[Dataset rows for apps and sites]
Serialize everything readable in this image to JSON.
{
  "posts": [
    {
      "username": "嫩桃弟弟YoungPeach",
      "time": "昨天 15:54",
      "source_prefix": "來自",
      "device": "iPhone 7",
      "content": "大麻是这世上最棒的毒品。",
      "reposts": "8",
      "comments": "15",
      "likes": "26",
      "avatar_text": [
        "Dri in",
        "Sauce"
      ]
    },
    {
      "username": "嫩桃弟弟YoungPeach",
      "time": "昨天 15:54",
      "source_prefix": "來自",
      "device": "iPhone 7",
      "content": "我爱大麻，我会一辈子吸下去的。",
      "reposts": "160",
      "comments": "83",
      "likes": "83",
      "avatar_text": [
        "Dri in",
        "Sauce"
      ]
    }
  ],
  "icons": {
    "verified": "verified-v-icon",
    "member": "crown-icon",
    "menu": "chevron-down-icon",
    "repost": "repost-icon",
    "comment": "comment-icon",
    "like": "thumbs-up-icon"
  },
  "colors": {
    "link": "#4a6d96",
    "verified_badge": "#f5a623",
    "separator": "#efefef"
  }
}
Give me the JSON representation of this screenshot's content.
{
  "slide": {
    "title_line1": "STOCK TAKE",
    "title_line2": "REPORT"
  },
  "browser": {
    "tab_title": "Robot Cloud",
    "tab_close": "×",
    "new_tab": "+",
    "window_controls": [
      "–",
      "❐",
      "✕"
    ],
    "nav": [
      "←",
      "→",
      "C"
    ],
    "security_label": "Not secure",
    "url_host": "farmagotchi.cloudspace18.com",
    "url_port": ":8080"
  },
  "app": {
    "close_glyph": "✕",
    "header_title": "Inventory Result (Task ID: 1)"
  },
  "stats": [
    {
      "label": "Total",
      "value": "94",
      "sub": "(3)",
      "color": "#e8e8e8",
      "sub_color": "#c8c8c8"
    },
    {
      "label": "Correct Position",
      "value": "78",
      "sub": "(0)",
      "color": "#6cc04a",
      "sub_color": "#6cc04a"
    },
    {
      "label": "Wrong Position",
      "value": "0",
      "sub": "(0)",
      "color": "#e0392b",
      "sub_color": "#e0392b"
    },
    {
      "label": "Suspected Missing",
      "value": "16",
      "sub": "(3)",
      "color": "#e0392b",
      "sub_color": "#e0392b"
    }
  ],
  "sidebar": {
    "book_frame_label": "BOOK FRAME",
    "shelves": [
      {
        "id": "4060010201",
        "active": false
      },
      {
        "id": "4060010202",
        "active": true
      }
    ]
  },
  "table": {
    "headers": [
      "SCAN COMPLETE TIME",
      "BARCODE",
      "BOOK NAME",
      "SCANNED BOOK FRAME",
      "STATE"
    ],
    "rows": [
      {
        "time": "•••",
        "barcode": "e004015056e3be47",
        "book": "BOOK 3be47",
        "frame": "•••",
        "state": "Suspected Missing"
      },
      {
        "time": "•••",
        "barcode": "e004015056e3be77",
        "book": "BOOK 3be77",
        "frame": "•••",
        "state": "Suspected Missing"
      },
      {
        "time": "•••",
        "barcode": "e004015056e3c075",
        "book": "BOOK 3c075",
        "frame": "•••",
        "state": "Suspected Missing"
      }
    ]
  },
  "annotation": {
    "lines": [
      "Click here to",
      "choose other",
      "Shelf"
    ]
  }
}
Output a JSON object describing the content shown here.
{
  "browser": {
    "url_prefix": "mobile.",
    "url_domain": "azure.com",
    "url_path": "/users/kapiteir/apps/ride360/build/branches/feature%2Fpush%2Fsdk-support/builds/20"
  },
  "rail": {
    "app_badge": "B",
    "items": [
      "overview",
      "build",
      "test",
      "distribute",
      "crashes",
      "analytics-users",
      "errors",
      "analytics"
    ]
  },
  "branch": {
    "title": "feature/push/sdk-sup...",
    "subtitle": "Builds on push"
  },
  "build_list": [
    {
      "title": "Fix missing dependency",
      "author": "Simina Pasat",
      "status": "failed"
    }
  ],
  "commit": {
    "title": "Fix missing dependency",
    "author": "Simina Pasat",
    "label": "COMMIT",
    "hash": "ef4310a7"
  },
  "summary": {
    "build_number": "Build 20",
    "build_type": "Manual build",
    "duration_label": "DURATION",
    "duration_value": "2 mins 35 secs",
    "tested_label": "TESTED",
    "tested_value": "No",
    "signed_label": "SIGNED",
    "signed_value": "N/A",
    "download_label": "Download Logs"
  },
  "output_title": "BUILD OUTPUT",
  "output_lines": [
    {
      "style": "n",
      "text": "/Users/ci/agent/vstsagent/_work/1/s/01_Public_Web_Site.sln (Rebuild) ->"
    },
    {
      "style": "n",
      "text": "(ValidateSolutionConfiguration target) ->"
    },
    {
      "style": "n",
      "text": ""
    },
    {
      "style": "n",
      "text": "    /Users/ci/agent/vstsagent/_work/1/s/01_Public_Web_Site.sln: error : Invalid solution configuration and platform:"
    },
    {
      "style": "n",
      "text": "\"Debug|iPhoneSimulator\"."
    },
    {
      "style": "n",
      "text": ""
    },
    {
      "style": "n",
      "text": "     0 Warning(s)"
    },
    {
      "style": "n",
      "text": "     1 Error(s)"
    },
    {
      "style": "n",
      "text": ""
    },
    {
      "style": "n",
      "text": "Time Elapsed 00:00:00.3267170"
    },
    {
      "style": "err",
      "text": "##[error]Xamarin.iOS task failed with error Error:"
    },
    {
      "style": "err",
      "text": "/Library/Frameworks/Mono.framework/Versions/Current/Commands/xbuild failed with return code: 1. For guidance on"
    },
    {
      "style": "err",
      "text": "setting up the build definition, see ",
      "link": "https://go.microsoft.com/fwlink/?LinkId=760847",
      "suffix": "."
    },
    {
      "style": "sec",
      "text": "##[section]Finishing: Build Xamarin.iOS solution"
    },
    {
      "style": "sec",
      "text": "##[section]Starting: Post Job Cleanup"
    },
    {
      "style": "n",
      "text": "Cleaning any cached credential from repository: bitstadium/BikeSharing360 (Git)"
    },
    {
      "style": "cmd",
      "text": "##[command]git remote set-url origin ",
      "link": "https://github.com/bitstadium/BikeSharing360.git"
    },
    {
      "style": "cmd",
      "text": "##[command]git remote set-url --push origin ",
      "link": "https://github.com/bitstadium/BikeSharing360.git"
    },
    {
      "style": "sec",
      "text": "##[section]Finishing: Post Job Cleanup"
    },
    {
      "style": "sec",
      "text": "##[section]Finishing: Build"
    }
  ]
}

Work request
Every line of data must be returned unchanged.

Exercise response
Serialize everything readable in this image to JSON.
{
  "posts": [
    {
      "username": "嫩桃弟弟YoungPeach",
      "time": "昨天 15:54",
      "source_prefix": "來自",
      "device": "iPhone 7",
      "content": "大麻是这世上最棒的毒品。",
      "reposts": "8",
      "comments": "15",
      "likes": "26",
      "avatar_text": [
        "Dri in",
        "Sauce"
      ]
    },
    {
      "username": "嫩桃弟弟YoungPeach",
      "time": "昨天 15:54",
      "source_prefix": "來自",
      "device": "iPhone 7",
      "content": "我爱大麻，我会一辈子吸下去的。",
      "reposts": "160",
      "comments": "83",
      "likes": "83",
      "avatar_text": [
        "Dri in",
        "Sauce"
      ]
    }
  ],
  "icons": {
    "verified": "verified-v-icon",
    "member": "crown-icon",
    "menu": "chevron-down-icon",
    "repost": "repost-icon",
    "comment": "comment-icon",
    "like": "thumbs-up-icon"
  },
  "colors": {
    "link": "#4a6d96",
    "verified_badge": "#f5a623",
    "separator": "#efefef"
  }
}
Give me the JSON representation of this screenshot's content.
{
  "slide": {
    "title_line1": "STOCK TAKE",
    "title_line2": "REPORT"
  },
  "browser": {
    "tab_title": "Robot Cloud",
    "tab_close": "×",
    "new_tab": "+",
    "window_controls": [
      "–",
      "❐",
      "✕"
    ],
    "nav": [
      "←",
      "→",
      "C"
    ],
    "security_label": "Not secure",
    "url_host": "farmagotchi.cloudspace18.com",
    "url_port": ":8080"
  },
  "app": {
    "close_glyph": "✕",
    "header_title": "Inventory Result (Task ID: 1)"
  },
  "stats": [
    {
      "label": "Total",
      "value": "94",
      "sub": "(3)",
      "color": "#e8e8e8",
      "sub_color": "#c8c8c8"
    },
    {
      "label": "Correct Position",
      "value": "78",
      "sub": "(0)",
      "color": "#6cc04a",
      "sub_color": "#6cc04a"
    },
    {
      "label": "Wrong Position",
      "value": "0",
      "sub": "(0)",
      "color": "#e0392b",
      "sub_color": "#e0392b"
    },
    {
      "label": "Suspected Missing",
      "value": "16",
      "sub": "(3)",
      "color": "#e0392b",
      "sub_color": "#e0392b"
    }
  ],
  "sidebar": {
    "book_frame_label": "BOOK FRAME",
    "shelves": [
      {
        "id": "4060010201",
        "active": false
      },
      {
        "id": "4060010202",
        "active": true
      }
    ]
  },
  "table": {
    "headers": [
      "SCAN COMPLETE TIME",
      "BARCODE",
      "BOOK NAME",
      "SCANNED BOOK FRAME",
      "STATE"
    ],
    "rows": [
      {
        "time": "•••",
        "barcode": "e004015056e3be47",
        "book": "BOOK 3be47",
        "frame": "•••",
        "state": "Suspected Missing"
      },
      {
        "time": "•••",
        "barcode": "e004015056e3be77",
        "book": "BOOK 3be77",
        "frame": "•••",
        "state": "Suspected Missing"
      },
      {
        "time": "•••",
        "barcode": "e004015056e3c075",
        "book": "BOOK 3c075",
        "frame": "•••",
        "state": "Suspected Missing"
      }
    ]
  },
  "annotation": {
    "lines": [
      "Click here to",
      "choose other",
      "Shelf"
    ]
  }
}
Output a JSON object describing the content shown here.
{
  "browser": {
    "url_prefix": "mobile.",
    "url_domain": "azure.com",
    "url_path": "/users/kapiteir/apps/ride360/build/branches/feature%2Fpush%2Fsdk-support/builds/20"
  },
  "rail": {
    "app_badge": "B",
    "items": [
      "overview",
      "build",
      "test",
      "distribute",
      "crashes",
      "analytics-users",
      "errors",
      "analytics"
    ]
  },
  "branch": {
    "title": "feature/push/sdk-sup...",
    "subtitle": "Builds on push"
  },
  "build_list": [
    {
      "title": "Fix missing dependency",
      "author": "Simina Pasat",
      "status": "failed"
    }
  ],
  "commit": {
    "title": "Fix missing dependency",
    "author": "Simina Pasat",
    "label": "COMMIT",
    "hash": "ef4310a7"
  },
  "summary": {
    "build_number": "Build 20",
    "build_type": "Manual build",
    "duration_label": "DURATION",
    "duration_value": "2 mins 35 secs",
    "tested_label": "TESTED",
    "tested_value": "No",
    "signed_label": "SIGNED",
    "signed_value": "N/A",
    "download_label": "Download Logs"
  },
  "output_title": "BUILD OUTPUT",
  "output_lines": [
    {
      "style": "n",
      "text": "/Users/ci/agent/vstsagent/_work/1/s/01_Public_Web_Site.sln (Rebuild) ->"
    },
    {
      "style": "n",
      "text": "(ValidateSolutionConfiguration target) ->"
    },
    {
      "style": "n",
      "text": ""
    },
    {
      "style": "n",
      "text": "    /Users/ci/agent/vstsagent/_work/1/s/01_Public_Web_Site.sln: error : Invalid solution configuration and platform:"
    },
    {
      "style": "n",
      "text": "\"Debug|iPhoneSimulator\"."
    },
    {
      "style": "n",
      "text": ""
    },
    {
      "style": "n",
      "text": "     0 Warning(s)"
    },
    {
      "style": "n",
      "text": "     1 Error(s)"
    },
    {
      "style": "n",
      "text": ""
    },
    {
      "style": "n",
      "text": "Time Elapsed 00:00:00.3267170"
    },
    {
      "style": "err",
      "text": "##[error]Xamarin.iOS task failed with error Error:"
    },
    {
      "style": "err",
      "text": "/Library/Frameworks/Mono.framework/Versions/Current/Commands/xbuild failed with return code: 1. For guidance on"
    },
    {
      "style": "err",
      "text": "setting up the build definition, see ",
      "link": "https://go.microsoft.com/fwlink/?LinkId=760847",
      "suffix": "."
    },
    {
      "style": "sec",
      "text": "##[section]Finishing: Build Xamarin.iOS solution"
    },
    {
      "style": "sec",
      "text": "##[section]Starting: Post Job Cleanup"
    },
    {
      "style": "n",
      "text": "Cleaning any cached credential from repository: bitstadium/BikeSharing360 (Git)"
    },
    {
      "style": "cmd",
      "text": "##[command]git remote set-url origin ",
      "link": "https://github.com/bitstadium/BikeSharing360.git"
    },
    {
      "style": "cmd",
      "text": "##[command]git remote set-url --push origin ",
      "link": "https://github.com/bitstadium/BikeSharing360.git"
    },
    {
      "style": "sec",
      "text": "##[section]Finishing: Post Job Cleanup"
    },
    {
      "style": "sec",
      "text": "##[section]Finishing: Build"
    }
  ]
}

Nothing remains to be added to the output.